▸ **Task to complete**:
In the records that come next, find every line with "sudo". Return those lines.

▸ **Records for this exercise**:
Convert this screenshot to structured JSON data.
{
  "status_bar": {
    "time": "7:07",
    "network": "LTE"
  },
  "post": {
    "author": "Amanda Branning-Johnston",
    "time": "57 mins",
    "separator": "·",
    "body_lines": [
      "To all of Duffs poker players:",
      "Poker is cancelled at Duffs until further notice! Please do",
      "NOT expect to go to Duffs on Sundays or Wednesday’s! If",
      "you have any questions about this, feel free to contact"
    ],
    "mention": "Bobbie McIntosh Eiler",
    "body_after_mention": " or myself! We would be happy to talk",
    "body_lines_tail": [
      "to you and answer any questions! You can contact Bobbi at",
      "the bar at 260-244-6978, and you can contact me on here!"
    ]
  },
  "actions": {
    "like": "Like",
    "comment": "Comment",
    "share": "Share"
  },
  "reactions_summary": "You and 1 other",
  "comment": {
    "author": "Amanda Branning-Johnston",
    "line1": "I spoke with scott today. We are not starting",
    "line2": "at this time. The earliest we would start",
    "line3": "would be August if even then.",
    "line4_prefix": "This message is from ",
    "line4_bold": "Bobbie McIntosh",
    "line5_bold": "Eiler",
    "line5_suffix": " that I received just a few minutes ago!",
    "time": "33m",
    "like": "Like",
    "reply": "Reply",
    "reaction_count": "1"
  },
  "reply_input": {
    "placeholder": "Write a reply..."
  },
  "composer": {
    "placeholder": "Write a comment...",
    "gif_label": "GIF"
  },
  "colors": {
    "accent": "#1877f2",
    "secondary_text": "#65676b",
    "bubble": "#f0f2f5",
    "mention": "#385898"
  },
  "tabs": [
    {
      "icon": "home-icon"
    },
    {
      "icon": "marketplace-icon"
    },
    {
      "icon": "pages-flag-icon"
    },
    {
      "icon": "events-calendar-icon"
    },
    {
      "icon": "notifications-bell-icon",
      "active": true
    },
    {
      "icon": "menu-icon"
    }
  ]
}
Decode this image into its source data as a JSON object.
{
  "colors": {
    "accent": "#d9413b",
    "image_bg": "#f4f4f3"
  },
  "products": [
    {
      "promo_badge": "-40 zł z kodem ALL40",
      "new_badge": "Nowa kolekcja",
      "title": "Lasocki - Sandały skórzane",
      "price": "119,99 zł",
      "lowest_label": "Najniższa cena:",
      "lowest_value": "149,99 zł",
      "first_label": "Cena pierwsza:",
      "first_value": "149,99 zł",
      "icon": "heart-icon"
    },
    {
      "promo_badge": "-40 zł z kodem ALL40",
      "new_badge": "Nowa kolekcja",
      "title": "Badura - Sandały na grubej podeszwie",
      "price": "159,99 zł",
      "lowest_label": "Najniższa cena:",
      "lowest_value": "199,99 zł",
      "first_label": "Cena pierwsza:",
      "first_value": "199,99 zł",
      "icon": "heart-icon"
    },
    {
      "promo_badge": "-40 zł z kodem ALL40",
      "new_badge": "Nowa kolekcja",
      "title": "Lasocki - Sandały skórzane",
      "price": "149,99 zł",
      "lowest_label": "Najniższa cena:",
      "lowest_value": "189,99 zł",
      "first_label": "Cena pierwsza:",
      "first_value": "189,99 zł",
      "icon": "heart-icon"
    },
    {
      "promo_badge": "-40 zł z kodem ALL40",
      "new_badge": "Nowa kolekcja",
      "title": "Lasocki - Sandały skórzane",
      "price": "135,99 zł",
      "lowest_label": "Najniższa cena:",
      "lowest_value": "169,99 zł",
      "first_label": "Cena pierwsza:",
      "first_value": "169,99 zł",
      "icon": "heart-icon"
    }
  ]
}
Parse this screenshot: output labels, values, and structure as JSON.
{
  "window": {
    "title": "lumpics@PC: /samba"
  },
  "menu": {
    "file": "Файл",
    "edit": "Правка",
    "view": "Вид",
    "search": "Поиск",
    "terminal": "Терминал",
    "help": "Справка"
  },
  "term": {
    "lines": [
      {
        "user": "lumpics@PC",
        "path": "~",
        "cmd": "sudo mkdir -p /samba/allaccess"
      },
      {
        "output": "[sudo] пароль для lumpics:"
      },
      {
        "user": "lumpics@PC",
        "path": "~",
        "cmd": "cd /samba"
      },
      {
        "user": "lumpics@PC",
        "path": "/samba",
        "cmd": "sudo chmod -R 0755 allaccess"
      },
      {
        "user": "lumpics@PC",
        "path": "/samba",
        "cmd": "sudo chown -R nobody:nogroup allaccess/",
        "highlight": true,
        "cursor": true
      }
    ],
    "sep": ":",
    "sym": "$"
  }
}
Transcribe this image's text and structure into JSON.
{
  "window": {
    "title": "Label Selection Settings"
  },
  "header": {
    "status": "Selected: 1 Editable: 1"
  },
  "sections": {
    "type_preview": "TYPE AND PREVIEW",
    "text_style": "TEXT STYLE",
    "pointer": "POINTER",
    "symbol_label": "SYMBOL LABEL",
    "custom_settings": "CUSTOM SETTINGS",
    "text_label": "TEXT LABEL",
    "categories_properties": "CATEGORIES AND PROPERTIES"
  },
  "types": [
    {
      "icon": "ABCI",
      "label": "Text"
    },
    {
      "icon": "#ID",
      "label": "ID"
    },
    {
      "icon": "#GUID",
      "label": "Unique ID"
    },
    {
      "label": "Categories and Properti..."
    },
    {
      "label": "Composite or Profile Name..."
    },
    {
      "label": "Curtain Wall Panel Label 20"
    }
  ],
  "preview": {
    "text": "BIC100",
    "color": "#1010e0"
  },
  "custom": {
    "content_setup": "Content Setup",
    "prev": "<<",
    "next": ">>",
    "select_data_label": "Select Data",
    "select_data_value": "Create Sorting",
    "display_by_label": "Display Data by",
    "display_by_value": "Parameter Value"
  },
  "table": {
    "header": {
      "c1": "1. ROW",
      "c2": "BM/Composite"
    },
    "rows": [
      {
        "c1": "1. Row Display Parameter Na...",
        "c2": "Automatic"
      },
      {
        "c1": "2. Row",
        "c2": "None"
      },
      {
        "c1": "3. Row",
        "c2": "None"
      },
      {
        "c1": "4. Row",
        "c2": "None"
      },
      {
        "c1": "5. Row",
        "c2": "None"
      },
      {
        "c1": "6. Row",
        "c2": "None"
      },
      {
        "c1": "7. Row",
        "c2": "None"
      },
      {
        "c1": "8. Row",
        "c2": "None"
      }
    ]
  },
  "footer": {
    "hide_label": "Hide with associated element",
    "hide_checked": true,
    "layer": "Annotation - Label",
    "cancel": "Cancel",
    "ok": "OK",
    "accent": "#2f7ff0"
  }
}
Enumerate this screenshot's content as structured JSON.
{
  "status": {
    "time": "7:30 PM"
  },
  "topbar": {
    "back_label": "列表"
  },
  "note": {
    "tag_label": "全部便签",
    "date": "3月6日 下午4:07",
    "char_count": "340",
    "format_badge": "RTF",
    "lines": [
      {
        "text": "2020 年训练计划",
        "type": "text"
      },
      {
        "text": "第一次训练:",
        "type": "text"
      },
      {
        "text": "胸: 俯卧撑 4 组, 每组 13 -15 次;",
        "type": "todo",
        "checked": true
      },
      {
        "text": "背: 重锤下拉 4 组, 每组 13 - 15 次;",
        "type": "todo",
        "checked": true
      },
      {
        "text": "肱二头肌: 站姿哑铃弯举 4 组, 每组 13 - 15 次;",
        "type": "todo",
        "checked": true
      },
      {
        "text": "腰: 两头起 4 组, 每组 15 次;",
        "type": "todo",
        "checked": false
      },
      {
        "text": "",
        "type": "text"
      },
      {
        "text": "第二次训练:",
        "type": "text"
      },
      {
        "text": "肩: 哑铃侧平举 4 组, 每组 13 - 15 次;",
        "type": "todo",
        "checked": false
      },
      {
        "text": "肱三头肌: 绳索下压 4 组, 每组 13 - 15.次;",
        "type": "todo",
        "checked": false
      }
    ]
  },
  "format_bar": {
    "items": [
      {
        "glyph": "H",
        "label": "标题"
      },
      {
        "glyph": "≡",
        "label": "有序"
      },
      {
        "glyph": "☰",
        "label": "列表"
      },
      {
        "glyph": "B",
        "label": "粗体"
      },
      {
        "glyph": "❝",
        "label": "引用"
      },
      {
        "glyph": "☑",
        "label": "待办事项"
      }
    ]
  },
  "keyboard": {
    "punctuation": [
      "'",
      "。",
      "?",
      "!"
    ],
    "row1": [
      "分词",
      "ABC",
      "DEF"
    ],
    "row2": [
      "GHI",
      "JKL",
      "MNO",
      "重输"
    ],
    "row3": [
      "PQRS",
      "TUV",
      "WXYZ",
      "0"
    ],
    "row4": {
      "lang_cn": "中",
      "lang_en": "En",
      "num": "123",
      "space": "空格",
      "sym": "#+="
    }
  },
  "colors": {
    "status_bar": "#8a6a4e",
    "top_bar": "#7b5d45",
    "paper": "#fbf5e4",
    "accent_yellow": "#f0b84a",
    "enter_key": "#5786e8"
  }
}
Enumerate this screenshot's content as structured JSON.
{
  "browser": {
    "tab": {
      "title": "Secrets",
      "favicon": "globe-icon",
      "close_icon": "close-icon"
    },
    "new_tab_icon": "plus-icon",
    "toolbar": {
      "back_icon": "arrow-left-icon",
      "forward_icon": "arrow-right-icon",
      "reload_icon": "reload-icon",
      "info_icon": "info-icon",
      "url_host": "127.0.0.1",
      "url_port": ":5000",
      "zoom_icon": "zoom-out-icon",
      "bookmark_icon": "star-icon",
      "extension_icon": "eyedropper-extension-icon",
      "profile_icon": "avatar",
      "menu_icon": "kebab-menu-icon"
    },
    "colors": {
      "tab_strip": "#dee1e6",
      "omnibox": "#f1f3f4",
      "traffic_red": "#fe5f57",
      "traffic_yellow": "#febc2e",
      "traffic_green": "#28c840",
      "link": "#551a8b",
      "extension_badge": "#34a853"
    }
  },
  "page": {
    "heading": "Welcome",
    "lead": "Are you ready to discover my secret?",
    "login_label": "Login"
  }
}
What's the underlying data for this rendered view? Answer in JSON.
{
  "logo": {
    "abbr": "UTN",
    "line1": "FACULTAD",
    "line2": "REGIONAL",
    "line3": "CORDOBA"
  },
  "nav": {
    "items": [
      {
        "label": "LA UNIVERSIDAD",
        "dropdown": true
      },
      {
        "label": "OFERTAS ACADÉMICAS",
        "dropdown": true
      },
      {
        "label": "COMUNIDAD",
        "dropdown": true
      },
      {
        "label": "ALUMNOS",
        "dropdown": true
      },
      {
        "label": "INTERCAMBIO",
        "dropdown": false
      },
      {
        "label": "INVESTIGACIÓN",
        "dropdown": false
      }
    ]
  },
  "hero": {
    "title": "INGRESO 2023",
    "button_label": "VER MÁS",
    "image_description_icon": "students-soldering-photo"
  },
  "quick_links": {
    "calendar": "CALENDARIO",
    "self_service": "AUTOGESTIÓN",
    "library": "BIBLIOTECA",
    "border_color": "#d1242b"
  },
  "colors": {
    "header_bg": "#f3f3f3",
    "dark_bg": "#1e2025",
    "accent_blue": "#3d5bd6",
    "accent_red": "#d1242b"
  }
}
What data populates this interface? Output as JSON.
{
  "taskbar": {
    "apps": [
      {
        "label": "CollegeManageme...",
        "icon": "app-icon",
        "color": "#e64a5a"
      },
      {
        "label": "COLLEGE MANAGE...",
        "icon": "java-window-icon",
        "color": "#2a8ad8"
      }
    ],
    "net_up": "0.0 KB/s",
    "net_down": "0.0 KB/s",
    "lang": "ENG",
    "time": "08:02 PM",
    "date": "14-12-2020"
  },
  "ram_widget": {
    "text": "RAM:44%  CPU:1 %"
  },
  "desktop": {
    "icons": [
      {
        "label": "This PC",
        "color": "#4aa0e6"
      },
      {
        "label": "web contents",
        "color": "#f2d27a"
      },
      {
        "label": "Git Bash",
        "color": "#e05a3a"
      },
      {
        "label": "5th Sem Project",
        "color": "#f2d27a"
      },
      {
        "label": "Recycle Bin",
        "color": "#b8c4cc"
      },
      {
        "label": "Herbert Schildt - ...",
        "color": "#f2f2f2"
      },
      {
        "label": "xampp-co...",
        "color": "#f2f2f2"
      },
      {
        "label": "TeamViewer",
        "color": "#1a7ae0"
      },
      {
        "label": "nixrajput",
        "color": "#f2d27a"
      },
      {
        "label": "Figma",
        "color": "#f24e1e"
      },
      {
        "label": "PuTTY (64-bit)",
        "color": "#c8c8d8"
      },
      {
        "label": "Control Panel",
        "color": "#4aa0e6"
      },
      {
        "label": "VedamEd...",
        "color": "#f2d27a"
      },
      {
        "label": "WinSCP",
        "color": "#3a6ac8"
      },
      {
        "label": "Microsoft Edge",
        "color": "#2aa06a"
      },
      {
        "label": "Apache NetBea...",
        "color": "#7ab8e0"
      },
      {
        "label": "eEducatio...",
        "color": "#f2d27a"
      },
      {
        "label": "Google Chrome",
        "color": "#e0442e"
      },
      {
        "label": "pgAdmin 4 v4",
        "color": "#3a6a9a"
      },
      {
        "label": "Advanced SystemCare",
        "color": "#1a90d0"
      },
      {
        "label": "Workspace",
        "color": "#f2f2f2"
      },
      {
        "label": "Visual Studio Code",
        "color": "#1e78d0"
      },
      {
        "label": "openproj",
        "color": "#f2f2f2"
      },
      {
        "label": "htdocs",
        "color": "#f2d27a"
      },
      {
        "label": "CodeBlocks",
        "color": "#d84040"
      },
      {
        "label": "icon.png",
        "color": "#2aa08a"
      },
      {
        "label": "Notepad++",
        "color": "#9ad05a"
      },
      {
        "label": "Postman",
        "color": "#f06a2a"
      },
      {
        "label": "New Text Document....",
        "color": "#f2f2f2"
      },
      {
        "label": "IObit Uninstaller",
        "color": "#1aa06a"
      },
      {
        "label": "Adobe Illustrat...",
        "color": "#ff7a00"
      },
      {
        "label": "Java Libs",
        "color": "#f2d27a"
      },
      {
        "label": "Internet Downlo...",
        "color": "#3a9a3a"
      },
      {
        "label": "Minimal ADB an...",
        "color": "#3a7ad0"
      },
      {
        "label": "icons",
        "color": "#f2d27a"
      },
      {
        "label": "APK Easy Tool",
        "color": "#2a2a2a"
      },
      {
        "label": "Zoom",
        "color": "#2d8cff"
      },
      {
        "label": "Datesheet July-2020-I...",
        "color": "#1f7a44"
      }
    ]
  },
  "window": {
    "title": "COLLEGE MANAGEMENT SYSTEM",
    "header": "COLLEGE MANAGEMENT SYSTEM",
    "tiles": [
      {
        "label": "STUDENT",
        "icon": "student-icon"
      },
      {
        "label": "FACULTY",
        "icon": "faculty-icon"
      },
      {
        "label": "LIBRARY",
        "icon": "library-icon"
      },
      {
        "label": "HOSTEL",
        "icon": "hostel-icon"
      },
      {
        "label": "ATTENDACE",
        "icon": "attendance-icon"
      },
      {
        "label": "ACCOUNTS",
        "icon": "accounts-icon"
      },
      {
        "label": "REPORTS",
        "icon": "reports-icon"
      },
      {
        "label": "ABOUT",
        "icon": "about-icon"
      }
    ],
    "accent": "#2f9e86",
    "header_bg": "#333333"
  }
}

▸ **Answer to this task**:
        "cmd": "sudo mkdir -p /samba/allaccess"
        "output": "[sudo] пароль для lumpics:"
        "cmd": "sudo chmod -R 0755 allaccess"
        "cmd": "sudo chown -R nobody:nogroup allaccess/",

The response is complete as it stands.